Interface dataset entries
──────────

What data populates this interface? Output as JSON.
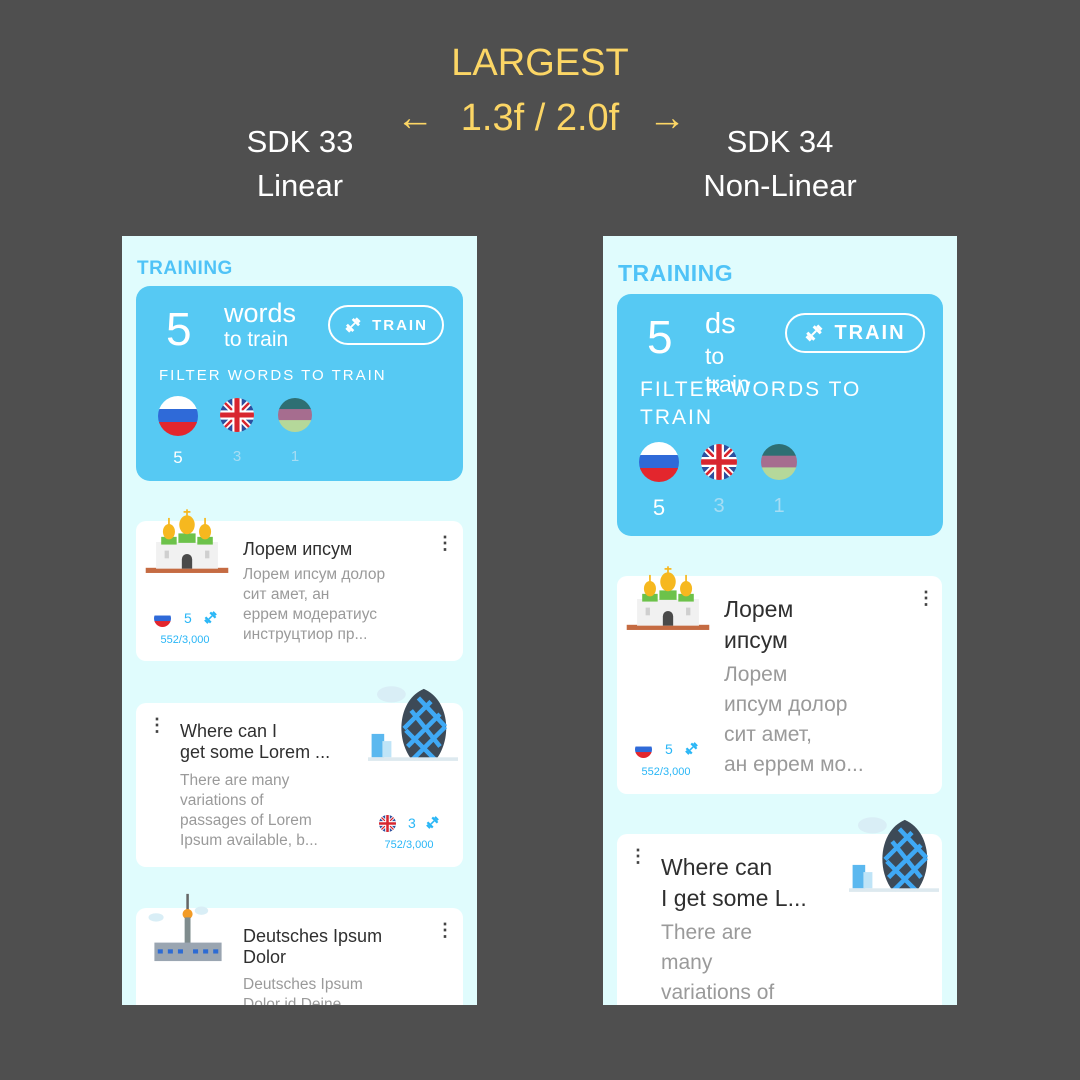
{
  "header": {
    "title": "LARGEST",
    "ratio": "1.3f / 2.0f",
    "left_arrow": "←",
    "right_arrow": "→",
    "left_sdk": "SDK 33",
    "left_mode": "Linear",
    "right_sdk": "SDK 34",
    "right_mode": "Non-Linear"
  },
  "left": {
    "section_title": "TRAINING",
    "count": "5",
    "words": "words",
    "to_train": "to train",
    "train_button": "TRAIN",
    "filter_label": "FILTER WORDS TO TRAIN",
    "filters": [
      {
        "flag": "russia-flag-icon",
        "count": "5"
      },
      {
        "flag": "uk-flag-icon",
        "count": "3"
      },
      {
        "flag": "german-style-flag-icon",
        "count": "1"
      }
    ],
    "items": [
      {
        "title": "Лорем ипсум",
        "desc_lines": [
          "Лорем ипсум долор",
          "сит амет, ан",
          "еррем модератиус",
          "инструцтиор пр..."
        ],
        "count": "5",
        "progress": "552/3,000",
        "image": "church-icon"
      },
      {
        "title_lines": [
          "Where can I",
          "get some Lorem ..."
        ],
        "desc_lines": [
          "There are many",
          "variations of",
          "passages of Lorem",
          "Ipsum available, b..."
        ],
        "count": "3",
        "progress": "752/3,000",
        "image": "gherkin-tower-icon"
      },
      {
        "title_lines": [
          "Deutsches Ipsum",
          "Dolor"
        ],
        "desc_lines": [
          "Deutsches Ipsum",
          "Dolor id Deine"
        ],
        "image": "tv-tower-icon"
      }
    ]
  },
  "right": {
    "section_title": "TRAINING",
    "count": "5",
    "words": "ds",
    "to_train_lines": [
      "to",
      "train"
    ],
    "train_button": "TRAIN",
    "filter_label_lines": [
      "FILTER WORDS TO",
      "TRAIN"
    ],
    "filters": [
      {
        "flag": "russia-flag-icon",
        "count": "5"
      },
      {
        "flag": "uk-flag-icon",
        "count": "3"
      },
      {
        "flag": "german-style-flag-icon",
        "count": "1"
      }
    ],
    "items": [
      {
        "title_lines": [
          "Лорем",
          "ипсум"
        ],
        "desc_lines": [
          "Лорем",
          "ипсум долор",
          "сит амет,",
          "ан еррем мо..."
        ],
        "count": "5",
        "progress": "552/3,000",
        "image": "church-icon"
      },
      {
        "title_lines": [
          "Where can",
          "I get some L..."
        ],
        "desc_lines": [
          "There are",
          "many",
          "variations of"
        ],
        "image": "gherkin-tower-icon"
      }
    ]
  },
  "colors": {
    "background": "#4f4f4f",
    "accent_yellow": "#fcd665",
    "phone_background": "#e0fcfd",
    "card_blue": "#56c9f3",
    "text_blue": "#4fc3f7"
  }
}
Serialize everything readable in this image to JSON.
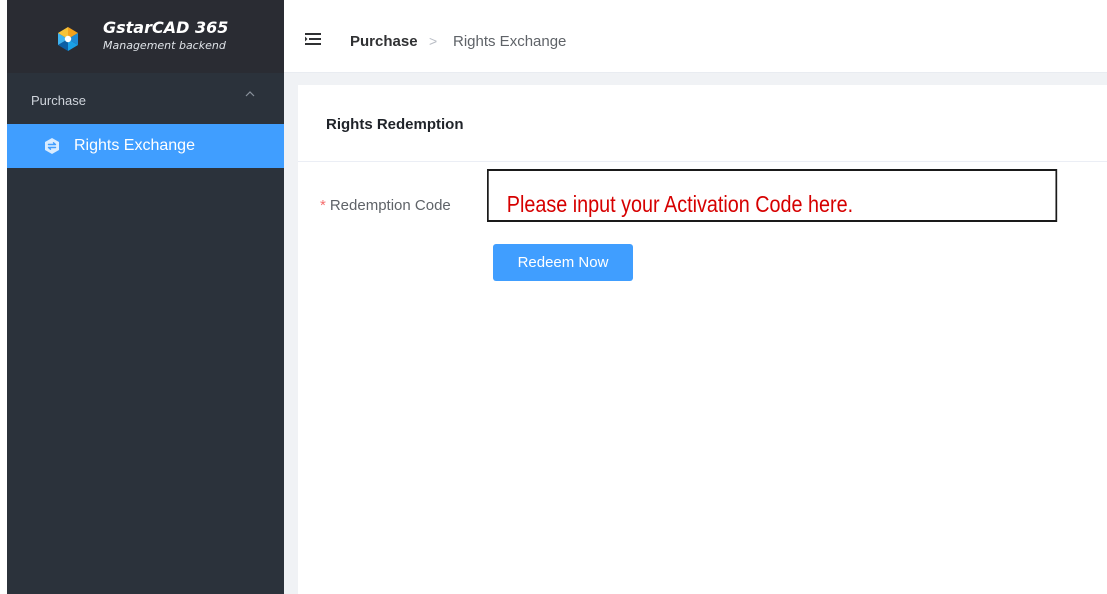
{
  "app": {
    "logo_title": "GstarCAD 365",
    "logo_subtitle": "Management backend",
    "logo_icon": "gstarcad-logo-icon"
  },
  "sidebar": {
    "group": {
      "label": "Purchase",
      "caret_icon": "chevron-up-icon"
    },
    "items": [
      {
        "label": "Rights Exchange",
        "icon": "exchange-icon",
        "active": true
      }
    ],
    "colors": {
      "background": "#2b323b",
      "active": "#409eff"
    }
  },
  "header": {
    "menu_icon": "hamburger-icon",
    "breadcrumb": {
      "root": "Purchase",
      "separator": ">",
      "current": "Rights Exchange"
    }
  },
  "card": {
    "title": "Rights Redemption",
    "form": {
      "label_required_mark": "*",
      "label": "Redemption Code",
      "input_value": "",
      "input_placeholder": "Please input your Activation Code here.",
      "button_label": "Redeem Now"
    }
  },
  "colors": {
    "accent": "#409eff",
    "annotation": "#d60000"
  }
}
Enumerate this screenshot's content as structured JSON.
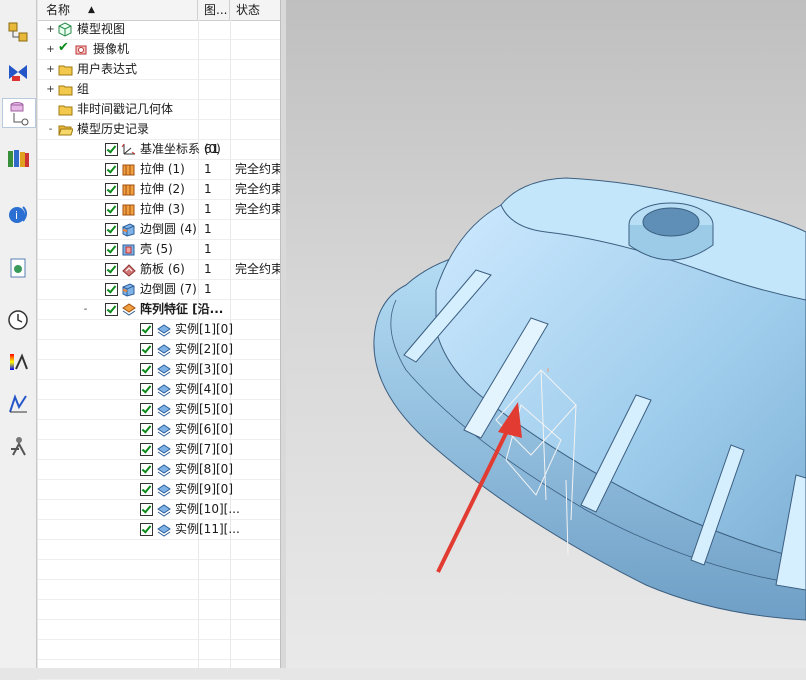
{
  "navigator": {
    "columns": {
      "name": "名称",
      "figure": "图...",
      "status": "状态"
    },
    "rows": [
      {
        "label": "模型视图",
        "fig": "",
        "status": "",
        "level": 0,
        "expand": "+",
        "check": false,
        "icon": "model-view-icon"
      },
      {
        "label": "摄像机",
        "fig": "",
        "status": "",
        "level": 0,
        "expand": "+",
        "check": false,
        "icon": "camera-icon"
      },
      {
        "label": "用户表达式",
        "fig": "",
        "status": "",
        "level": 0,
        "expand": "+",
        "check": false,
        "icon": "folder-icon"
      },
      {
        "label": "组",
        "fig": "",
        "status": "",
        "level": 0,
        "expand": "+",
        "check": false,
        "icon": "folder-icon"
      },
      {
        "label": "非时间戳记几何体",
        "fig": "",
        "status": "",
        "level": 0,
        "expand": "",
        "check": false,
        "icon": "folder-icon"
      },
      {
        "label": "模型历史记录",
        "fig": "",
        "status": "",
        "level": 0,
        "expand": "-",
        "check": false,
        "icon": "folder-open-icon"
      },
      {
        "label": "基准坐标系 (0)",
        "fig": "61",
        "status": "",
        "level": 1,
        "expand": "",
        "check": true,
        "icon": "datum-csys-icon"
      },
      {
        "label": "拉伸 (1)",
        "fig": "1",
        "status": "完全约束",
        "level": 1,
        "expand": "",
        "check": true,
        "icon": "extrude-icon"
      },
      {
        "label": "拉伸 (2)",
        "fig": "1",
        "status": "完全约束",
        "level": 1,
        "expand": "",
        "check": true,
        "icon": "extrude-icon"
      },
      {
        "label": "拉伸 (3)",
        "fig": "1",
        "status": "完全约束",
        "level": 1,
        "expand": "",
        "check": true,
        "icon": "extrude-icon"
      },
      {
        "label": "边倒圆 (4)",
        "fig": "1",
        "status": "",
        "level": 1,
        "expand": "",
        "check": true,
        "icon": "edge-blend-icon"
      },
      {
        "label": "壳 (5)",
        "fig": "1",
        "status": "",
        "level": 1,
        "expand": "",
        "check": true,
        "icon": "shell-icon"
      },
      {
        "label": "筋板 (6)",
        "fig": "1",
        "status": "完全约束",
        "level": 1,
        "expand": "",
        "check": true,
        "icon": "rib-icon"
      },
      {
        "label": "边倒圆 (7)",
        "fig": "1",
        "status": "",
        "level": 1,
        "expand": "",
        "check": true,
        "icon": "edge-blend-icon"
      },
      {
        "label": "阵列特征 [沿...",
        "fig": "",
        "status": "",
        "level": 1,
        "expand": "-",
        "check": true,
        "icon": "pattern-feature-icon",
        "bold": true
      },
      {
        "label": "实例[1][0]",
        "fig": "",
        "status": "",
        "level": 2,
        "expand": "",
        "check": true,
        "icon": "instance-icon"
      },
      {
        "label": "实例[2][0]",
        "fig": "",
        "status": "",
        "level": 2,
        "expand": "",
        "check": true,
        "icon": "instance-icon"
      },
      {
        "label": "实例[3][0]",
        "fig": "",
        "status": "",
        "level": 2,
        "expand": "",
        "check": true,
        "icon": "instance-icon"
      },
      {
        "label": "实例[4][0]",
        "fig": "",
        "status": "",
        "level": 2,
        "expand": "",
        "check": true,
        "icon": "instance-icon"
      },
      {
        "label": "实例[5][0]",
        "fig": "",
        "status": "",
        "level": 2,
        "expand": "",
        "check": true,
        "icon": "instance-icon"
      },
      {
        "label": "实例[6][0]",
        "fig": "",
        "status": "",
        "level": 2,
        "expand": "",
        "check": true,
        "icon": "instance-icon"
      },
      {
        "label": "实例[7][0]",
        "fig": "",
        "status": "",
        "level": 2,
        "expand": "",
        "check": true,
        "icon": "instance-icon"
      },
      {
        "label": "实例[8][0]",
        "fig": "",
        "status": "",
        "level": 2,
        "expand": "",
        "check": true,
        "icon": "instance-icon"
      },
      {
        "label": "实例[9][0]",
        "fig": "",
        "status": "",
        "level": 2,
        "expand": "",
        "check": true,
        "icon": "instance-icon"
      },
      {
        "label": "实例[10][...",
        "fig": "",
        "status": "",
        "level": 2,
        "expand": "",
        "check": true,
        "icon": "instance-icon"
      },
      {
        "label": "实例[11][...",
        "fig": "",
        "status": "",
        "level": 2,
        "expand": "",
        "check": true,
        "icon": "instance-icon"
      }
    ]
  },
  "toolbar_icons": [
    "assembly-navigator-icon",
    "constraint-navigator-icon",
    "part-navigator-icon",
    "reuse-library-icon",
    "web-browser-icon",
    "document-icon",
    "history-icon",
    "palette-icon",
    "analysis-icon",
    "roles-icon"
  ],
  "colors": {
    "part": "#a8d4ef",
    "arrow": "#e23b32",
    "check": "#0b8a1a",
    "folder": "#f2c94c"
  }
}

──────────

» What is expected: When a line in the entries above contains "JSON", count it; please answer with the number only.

» Answer to this problem: 3